In this award funded by the Experimental Physical Chemistry Program of the Division of Chemistry, Professor John B. Asbury of the Pennsylvania State University will use two-dimensional infrared spectroelectrochemistry to study the molecular structures of defects in organic electronic materials. When electrons or positively charged carriers (termed holes) become trapped at defects in organic electronic materials, the electrical functionality of the materials is significantly reduced. The research funded by this award will use the dynamics of molecular vibrations in conjunction with their frequencies to elucidate the structures of defects in organic photovoltaic materials. In particular, defects will be charged electrochemically allowing them to be examined with two-dimensional infrared spectroscopy. The vibrational dynamics and 2D line shapes of charged defects will be compared to the corresponding features of the neutral materials for which structural assignments are known, thus facilitating structural elucidation of the defects. This approach will be used to establish predictive relationships among the structural and electrical characteristics and the corresponding defect structures and energetic distributions in organic photovoltaic materials.
The development of two-dimensional infrared spectroscopy as an analytical tool to examine defects will impact the organic electronics field by developing predictive structure-property relationships. Knowledge of these relationships will guide the rational design of organic photovoltaic materials that resist the formation of or are tolerant to defects, leading to the development of inexpensive solid state solar cells with greater than 10% power conversion efficiency. The understanding of charged defects will also facilitate the development of inexpensive lighting and display technologies based on organic electronic materials. The interdisciplinary nature of the research program will stimulate graduate and undergraduate researchers to work at the interface of ultrafast spectroscopy and materials disciplines. The educational plan is firmly rooted in the recommendations of the National Academies for enhancing the science and technology enterprise in the United States. Special emphasis is placed on targeting secondary school science education by involving in-service high school teachers in the research program supported by this award and by developing summer curricula for students from under-performing high schools through the Upward Bound Math and Science program of the U.S. Department of Education.
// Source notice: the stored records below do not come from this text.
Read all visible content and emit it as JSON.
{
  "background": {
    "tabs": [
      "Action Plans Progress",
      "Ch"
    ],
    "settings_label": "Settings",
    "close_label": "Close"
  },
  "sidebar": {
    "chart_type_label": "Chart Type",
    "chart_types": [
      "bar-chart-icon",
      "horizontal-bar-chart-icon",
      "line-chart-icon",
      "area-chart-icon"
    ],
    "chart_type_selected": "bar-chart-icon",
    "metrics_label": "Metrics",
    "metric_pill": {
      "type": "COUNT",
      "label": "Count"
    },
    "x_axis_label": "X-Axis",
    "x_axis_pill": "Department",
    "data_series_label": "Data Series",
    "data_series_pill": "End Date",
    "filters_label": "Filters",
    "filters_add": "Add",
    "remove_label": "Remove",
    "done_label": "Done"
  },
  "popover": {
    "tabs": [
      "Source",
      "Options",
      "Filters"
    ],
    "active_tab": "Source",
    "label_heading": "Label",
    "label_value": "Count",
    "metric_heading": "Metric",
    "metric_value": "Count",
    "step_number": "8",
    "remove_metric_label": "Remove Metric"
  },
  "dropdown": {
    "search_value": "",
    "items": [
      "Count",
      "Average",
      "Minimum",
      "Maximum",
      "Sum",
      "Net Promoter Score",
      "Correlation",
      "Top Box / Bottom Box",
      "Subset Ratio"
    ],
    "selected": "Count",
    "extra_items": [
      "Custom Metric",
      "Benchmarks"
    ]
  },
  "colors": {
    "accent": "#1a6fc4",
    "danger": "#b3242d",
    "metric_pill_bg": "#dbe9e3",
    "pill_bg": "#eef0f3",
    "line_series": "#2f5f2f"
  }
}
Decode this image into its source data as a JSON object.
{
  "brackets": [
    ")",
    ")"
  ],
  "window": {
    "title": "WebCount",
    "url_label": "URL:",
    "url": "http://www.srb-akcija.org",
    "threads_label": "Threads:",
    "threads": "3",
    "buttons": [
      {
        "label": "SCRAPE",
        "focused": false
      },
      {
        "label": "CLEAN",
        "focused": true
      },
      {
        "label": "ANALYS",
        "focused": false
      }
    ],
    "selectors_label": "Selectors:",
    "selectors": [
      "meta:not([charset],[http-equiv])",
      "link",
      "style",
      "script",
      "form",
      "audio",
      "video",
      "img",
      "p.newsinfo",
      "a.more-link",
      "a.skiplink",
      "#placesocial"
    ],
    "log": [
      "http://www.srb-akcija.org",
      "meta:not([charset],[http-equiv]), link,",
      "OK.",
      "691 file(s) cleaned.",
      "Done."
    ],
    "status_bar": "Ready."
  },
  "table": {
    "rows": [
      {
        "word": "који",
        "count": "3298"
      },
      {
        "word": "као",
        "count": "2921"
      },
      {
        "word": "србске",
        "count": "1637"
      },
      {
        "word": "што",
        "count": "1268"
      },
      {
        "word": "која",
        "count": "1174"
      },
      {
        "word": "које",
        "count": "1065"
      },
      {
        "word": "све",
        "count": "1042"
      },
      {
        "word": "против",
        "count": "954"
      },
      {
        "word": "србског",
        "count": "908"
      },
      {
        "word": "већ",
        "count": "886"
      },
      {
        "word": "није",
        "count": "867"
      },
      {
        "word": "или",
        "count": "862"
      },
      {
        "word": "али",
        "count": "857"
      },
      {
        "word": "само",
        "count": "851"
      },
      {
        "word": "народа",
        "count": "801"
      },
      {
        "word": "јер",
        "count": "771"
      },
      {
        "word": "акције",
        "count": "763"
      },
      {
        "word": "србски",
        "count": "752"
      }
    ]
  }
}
|Effective start/end date||7/1/09 → 6/30/15|
- National Science Foundation: $624,000.00